» **Your task**: Search the data for the word "della" and copy every line where it occurs.
** Entries shown follows **
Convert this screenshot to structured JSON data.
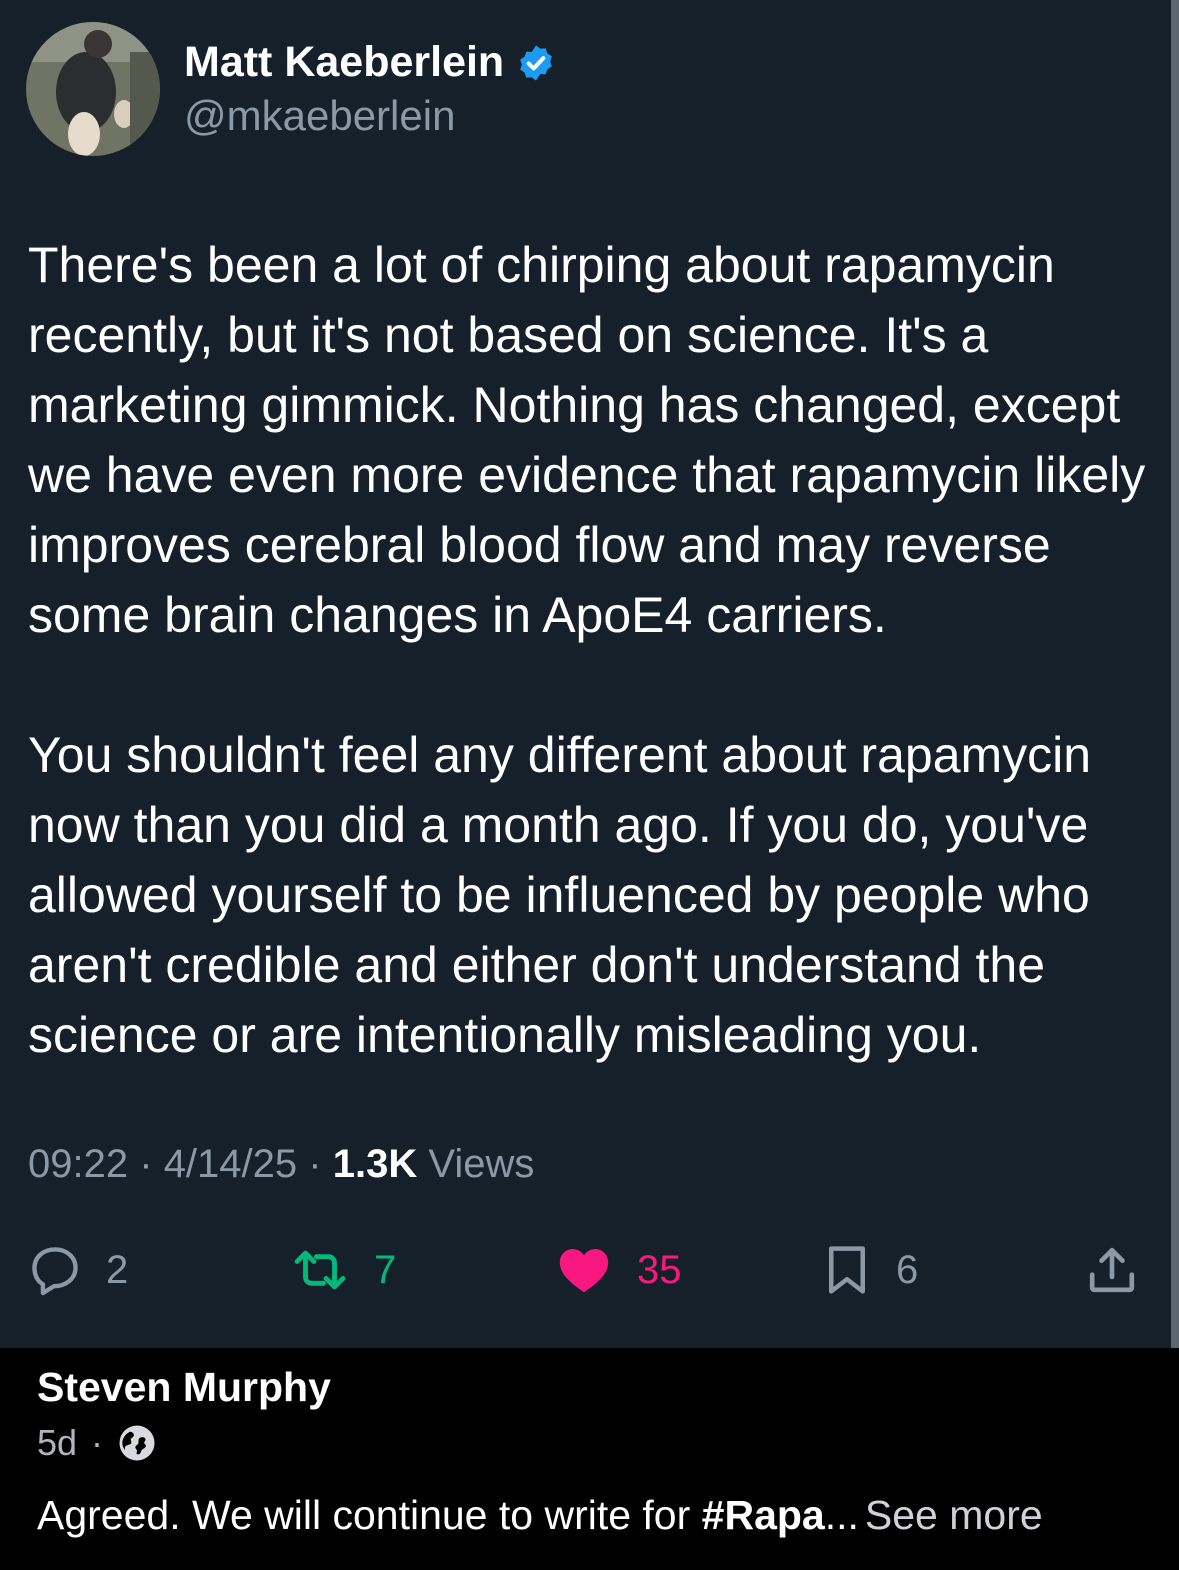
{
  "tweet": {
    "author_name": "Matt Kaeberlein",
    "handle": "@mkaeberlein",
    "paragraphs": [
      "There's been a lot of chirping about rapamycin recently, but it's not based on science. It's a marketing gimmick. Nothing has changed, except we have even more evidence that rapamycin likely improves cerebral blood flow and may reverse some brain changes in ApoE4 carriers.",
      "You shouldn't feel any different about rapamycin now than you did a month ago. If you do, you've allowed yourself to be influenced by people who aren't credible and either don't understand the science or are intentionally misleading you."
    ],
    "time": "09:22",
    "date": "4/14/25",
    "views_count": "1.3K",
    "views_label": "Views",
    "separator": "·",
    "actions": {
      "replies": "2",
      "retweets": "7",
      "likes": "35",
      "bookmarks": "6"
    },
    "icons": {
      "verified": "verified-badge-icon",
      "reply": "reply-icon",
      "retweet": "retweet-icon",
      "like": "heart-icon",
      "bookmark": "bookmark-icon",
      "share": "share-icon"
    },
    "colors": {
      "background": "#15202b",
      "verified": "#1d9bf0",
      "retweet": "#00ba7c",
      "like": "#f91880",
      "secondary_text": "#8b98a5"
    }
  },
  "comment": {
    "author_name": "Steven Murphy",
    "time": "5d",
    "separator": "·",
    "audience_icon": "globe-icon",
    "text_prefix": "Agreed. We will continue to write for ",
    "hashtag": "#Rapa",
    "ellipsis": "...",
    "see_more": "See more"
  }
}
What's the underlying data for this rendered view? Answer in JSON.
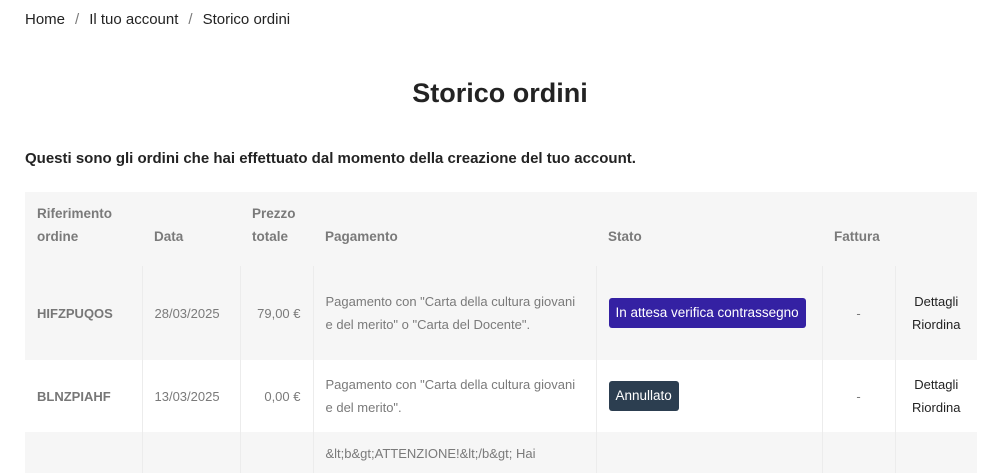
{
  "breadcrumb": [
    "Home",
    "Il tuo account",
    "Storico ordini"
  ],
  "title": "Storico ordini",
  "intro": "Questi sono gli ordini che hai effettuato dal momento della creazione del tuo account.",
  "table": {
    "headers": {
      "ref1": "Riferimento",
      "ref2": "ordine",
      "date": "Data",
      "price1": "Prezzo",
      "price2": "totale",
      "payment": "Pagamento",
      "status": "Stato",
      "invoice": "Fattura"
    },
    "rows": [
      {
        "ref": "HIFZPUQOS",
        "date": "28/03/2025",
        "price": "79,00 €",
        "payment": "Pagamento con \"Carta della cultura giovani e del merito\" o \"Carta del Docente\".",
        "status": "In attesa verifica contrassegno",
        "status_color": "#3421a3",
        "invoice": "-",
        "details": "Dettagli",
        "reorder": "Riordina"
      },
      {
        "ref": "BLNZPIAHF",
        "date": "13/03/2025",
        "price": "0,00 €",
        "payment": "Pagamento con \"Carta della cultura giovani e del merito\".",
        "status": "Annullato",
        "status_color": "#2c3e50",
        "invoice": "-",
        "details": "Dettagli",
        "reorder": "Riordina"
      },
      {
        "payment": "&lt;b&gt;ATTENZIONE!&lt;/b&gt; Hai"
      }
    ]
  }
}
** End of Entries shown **
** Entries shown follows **
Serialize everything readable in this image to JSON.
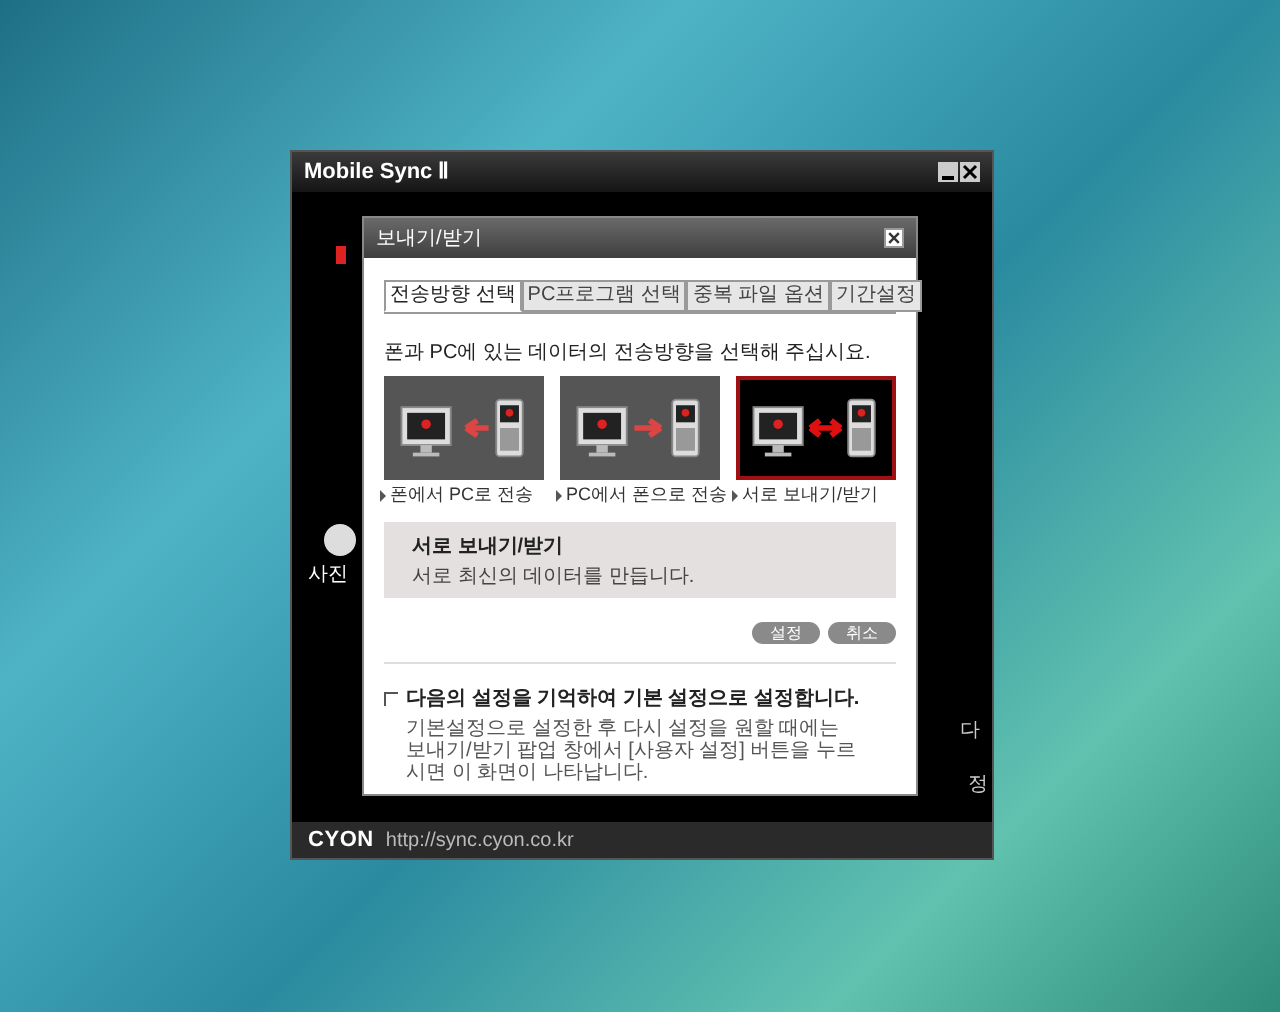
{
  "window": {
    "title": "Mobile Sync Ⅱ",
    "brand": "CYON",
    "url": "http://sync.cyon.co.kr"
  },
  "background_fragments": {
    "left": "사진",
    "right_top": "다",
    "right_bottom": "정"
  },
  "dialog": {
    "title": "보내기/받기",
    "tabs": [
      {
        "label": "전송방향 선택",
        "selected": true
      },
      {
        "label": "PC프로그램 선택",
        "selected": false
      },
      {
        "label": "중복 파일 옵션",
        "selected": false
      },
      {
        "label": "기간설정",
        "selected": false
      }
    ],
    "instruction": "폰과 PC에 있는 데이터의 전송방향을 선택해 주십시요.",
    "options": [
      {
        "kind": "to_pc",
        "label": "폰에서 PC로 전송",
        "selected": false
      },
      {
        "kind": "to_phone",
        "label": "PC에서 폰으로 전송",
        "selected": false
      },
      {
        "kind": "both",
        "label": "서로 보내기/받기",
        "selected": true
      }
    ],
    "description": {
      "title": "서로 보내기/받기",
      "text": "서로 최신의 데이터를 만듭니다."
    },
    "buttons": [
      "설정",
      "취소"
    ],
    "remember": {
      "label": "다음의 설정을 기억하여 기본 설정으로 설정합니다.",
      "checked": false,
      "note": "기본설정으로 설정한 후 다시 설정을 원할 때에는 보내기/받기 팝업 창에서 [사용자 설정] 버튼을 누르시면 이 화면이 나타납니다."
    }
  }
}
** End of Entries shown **
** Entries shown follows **
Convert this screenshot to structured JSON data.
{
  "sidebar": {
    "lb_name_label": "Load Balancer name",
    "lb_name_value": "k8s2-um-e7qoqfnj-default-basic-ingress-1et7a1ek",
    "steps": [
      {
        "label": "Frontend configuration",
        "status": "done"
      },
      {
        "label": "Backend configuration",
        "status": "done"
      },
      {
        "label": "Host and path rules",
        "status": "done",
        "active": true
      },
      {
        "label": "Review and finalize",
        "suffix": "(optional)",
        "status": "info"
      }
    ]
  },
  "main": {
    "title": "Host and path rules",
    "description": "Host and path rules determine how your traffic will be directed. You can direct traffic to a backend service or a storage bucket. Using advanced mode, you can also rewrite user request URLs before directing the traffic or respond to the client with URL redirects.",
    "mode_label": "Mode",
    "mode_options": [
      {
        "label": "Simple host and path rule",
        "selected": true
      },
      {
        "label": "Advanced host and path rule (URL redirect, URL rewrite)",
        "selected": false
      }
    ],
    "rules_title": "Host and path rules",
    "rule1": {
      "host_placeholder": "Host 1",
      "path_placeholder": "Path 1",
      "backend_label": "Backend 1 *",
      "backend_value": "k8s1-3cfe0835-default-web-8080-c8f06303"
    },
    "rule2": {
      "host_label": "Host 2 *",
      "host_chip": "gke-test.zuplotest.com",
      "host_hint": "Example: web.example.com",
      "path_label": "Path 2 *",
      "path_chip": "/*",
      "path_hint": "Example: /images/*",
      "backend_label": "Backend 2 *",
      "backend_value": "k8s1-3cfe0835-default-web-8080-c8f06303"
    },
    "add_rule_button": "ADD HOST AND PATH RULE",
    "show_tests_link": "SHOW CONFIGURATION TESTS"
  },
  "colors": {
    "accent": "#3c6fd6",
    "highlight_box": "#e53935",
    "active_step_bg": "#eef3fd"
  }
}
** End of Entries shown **
» **Solution for this problem**:
  "intro": "Questi sono gli ordini che hai effettuato dal momento della creazione del tuo account.",
        "payment": "Pagamento con \"Carta della cultura giovani e del merito\" o \"Carta del Docente\".",
        "payment": "Pagamento con \"Carta della cultura giovani e del merito\".",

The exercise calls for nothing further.